Required work
Without the images, write out the entries word for word.

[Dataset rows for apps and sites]
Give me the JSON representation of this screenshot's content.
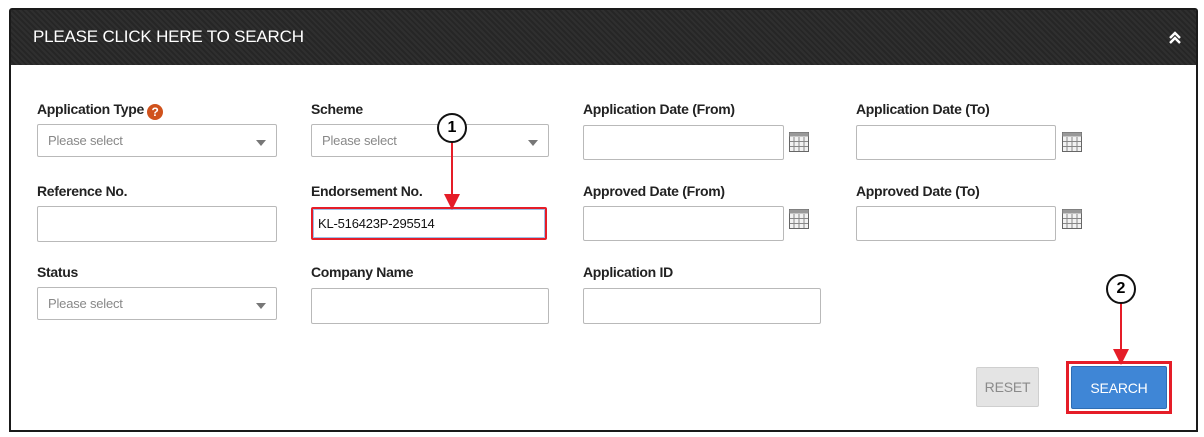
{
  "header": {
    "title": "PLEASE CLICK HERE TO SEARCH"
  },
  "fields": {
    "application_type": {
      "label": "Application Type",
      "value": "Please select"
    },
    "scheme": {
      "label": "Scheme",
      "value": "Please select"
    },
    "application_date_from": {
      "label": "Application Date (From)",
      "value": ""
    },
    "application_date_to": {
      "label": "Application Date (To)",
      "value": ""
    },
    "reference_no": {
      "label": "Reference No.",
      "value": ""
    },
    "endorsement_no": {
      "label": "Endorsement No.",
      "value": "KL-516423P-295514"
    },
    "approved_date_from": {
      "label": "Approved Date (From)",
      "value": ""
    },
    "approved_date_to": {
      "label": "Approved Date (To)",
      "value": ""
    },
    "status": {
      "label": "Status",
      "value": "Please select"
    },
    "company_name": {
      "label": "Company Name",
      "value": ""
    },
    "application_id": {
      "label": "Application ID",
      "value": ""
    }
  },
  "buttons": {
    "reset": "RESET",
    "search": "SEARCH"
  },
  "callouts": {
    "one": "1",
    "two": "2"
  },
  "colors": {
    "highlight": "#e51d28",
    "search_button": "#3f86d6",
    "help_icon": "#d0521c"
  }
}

Task result
Give me the JSON representation of this screenshot's content.
{
  "header": {
    "title": "PLEASE CLICK HERE TO SEARCH"
  },
  "fields": {
    "application_type": {
      "label": "Application Type",
      "value": "Please select"
    },
    "scheme": {
      "label": "Scheme",
      "value": "Please select"
    },
    "application_date_from": {
      "label": "Application Date (From)",
      "value": ""
    },
    "application_date_to": {
      "label": "Application Date (To)",
      "value": ""
    },
    "reference_no": {
      "label": "Reference No.",
      "value": ""
    },
    "endorsement_no": {
      "label": "Endorsement No.",
      "value": "KL-516423P-295514"
    },
    "approved_date_from": {
      "label": "Approved Date (From)",
      "value": ""
    },
    "approved_date_to": {
      "label": "Approved Date (To)",
      "value": ""
    },
    "status": {
      "label": "Status",
      "value": "Please select"
    },
    "company_name": {
      "label": "Company Name",
      "value": ""
    },
    "application_id": {
      "label": "Application ID",
      "value": ""
    }
  },
  "buttons": {
    "reset": "RESET",
    "search": "SEARCH"
  },
  "callouts": {
    "one": "1",
    "two": "2"
  },
  "colors": {
    "highlight": "#e51d28",
    "search_button": "#3f86d6",
    "help_icon": "#d0521c"
  }
}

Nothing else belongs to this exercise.